Court-says-rogue-trader-who-nearly-crashed-French-bank-fired-unfairly-is-owed-510K. PARIS, The man who nearly destroyed a French multinational financial firm six years ago with a series of rogue billion-dollar trades and fraud was terminated without “real or serious cause,” a labor court in Paris decided Tuesday.
Jérôme Kerviel was convicted in 2010 on multiple criminal counts stemming from various unauthorized trades in 2008 that cost Société Générale SA billions, nearly pushing the firm into extinction. The exact dollar amount the bank lost is unknown, but news media have reported the figure anywhere between $5.6 billion (€4.9B) and $7.2 billion.
Société Générale called Kerviel a “rogue trader” and fired him for exceeding his authority. The bank said Kerviel made numerous fraudulent moves in 2007 and 2008, and then committed more fraud to cover it up when questioned about them.
Kerviel, who was charged with fraud and forgery, was convicted and sentenced in October 2010 and ordered to repay billions to Société Générale. His three-year sentence, which ultimately turned into a four-month jail stay, was upheld on appeal.
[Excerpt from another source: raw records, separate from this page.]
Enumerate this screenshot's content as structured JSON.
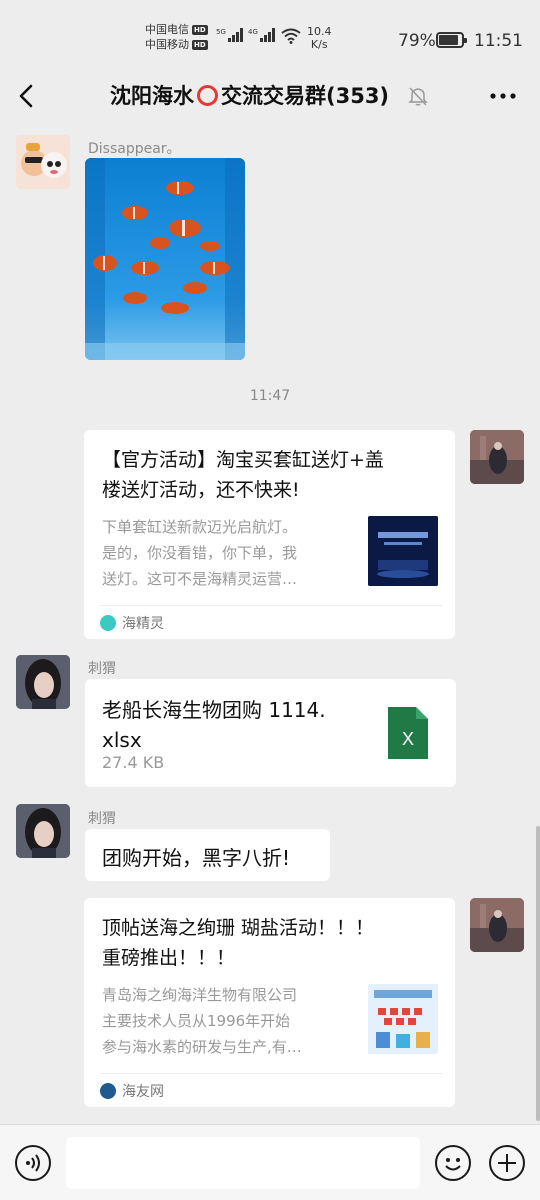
{
  "status_bar": {
    "carrier1": "中国电信",
    "carrier2": "中国移动",
    "hd": "HD",
    "net1": "5G",
    "net2": "4G",
    "speed_value": "10.4",
    "speed_unit": "K/s",
    "battery": "79%",
    "time": "11:51"
  },
  "header": {
    "title_part1": "沈阳海水",
    "title_part2": "交流交易群(353)",
    "back_icon": "back-chevron-icon",
    "mute_icon": "bell-muted-icon",
    "more_icon": "more-dots-icon"
  },
  "messages": {
    "m1": {
      "sender": "Dissappear。",
      "type": "image",
      "description_icon": "clownfish-photo"
    },
    "timestamp": "11:47",
    "m2": {
      "type": "link",
      "title": "【官方活动】淘宝买套缸送灯+盖楼送灯活动，还不快来!",
      "title_line1": "【官方活动】淘宝买套缸送灯+盖",
      "title_line2": "楼送灯活动，还不快来!",
      "desc_line1": "下单套缸送新款迈光启航灯。",
      "desc_line2": "是的，你没看错，你下单，我",
      "desc_line3": "送灯。这可不是海精灵运营…",
      "source": "海精灵"
    },
    "m3": {
      "sender": "刺猬",
      "type": "file",
      "filename_line1": "老船长海生物团购 1114.",
      "filename_line2": "xlsx",
      "size": "27.4 KB",
      "file_icon_letter": "X"
    },
    "m4": {
      "sender": "刺猬",
      "type": "text",
      "text": "团购开始，黑字八折!"
    },
    "m5": {
      "type": "link",
      "title_line1": "顶帖送海之绚珊 瑚盐活动！！！",
      "title_line2": "重磅推出！！！",
      "desc_line1": "青岛海之绚海洋生物有限公司",
      "desc_line2": "主要技术人员从1996年开始",
      "desc_line3": "参与海水素的研发与生产,有…",
      "source": "海友网"
    }
  },
  "input_bar": {
    "voice_icon": "voice-icon",
    "emoji_icon": "emoji-icon",
    "plus_icon": "plus-icon",
    "value": ""
  },
  "colors": {
    "background": "#ededed",
    "bubble": "#ffffff",
    "ring": "#e53935",
    "excel": "#1f7a45"
  }
}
He was released in 2014 and placed on probation for the remainder of his three-year term.
Since his sentencing, the 39-year-old has been appealing his punishment and even filed a wrongful termination lawsuit against the company — to the incredulity of most observers.
Kerviel, who is now barred for life from working in the financial sector, won his first legal battle in 2014, when a French court upheld his prison term — but threw out the order for restitution.
His second legal victory came Tuesday, when a Paris court determined that Société Générale didn’t have sufficient cause to fire him.
“[The bank] could not pretend it hadn’t long been aware of the unauthorized trades conducted by Mr. Kerviel,” the judges wrote in their ruling. “The bank therefore can’t argue that Mr. Kerviel was at fault when it ‘previously tolerated similar practices.'”
Additionally, the court ordered the bank to actually pay Kerviel $340,000 in 2007 bonus money and another $170,000 for damages due to his “unfair dismissal.”
Kerviel has claimed from the start that his managers at the bank actuallyencouraged the risky trades, as long as they were profitable.
“This is a huge victory,” Kerviel attorney David Koubbi said. “It is recognizing for the very first time that Société Générale knew everything about his activities, which is a very big thing.”
Société Générale responded to the ruling with shock, calling it “incomprehensible.”
“It is counter to the facts that have been judged. We will appeal against this decision,” the French bank said.
Kerviel could still be ordered to repay billions to the bank. France’s Court of Cassation ordered a new trial to determine how much the former trader should pay back. Those proceedings begin next week.
By Doug G. Ware